Mr King: Chairman, I think it would be a good step and there can be no reason why, instead of VOSA trying to stop vehicles that are leaving the Channel ports and being restricted by where they can park them if they are overladen, vehicles could not be inspected before embarkation into the UK at a juxtaposed customs point. What is to stop vehicles being weighed on a WIMS system on the way into Calais either on the ferry or on the train or anywhere else in Europe? What is to stop VOSA checking driversí records, whether they have had their weekly rest break and whether they are fit to drive on UK roads? There is absolutely no reason why they cannot do it at Larne in Northern Ireland for every Irish truck coming into the UK via Holyhead or Stranraer. Would the EU object because it was a sort of border control? In our view, the EU would welcome this kind of exercise because they have set very high standards for road haulage but they lack the ability for any Member State to carry out any compliance because they do not have the same systems as we have here, so why not talk to the EU about literally checking every vehicle that is crossing Europe coming into the UK and sorting out overladen vehicles and drivers not taking rest breaks once and for all.

Q17 Mr. Eric Martlew (Carlisle): Has your Association suggested this to VOSA?

Mr King: Yes we have. Well, I do not think we have suggested it to VOSA; we have certainly suggested it to the Transport Minister.

Q18 Mr. Eric Martlew (Carlisle): And what has been the response?

Mr King: "Interesting".

Q19 Mr. Eric Martlew (Carlisle): How long ago was the interesting?

Mr King: Five weeks.

Q20 Mr. Eric Martlew (Carlisle): That is not bad then!

Mr Semple: It might be worth adding that in terms of the prohibitions that VOSA issues at roadside checks, the serious infringement, the real running a coach and horses through the driversí hours or vehicle condition regulations, are very much weighted to the foreign vehicles. There is clear evidence from VOSA that behind the prohibition figures the really serious infringements are with the vehicles from abroad.

Q21 Mr. Eric Martlew (Carlisle): The issue about two-axle vehicles and three-axle vehicles as well; the British vehicles tend to have three, is that right?

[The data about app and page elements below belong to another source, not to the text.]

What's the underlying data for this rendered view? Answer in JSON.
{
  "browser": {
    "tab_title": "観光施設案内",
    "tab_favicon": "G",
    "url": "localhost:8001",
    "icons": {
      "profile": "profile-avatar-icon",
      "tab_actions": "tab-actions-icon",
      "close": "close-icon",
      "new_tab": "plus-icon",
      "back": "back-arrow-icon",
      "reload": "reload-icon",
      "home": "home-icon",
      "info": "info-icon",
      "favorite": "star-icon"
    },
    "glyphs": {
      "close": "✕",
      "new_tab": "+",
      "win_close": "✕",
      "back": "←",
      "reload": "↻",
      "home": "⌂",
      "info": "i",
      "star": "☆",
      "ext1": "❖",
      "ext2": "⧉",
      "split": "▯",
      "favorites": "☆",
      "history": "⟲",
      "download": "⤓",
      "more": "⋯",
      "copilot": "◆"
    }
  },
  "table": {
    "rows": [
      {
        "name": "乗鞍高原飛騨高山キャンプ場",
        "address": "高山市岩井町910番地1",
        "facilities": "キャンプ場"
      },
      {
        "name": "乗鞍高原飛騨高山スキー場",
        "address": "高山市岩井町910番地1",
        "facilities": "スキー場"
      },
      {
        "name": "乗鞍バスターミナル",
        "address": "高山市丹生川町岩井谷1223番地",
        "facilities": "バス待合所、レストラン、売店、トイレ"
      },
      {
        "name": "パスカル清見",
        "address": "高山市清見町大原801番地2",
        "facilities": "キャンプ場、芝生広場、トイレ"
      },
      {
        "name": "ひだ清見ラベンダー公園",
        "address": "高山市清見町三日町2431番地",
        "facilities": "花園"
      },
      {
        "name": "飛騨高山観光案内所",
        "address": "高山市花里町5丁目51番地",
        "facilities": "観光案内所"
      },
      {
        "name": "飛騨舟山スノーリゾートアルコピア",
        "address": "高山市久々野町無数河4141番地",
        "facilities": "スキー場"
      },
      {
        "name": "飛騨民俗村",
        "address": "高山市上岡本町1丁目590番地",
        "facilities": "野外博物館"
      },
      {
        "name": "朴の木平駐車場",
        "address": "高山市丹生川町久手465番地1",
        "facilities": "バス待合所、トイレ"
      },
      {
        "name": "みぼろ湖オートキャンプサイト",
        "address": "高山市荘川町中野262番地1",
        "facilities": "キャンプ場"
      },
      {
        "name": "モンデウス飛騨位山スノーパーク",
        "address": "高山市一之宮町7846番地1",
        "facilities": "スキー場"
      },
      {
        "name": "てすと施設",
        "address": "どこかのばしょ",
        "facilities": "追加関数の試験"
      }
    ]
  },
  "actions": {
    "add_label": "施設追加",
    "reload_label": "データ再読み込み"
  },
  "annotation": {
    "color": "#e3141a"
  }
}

Mr Semple: The problem is one of weight because at the end of the 1990s the Government wanted to get rid of four by two axles and that was stated clearly in the DETR policy paper in 1998 (or it may have been 1999) because of the road damage factor. It was stated that they wanted to tax the four by two 40-tonner off the road. Now we are in the situation where the number of vehicles coming in from abroad has grown out of all proportion and they are almost all four by twos because that is what they are allowed to do under EU international haulage regulations, but they are very likely to be overloaded on the drive axle or the steering axle or both. There is partly a road safety issue and partly also a fair competition issue because they are cheaper vehicles to buy and to run.

This is an uncorrected transcript of evidence taken in public and reported to the House. The transcript has been placed on the internet on the authority of the Committee. Neither witnesses nor Members have had the opportunity to correct the record. The transcript is not yet an approved formal record of these proceedings.

The full transcript may be read here.

Legislative Work page | Return to Homepage

On behalf of Eric Martlew, 3 Chatsworth Square Carlisle Cumbria CA1 1HB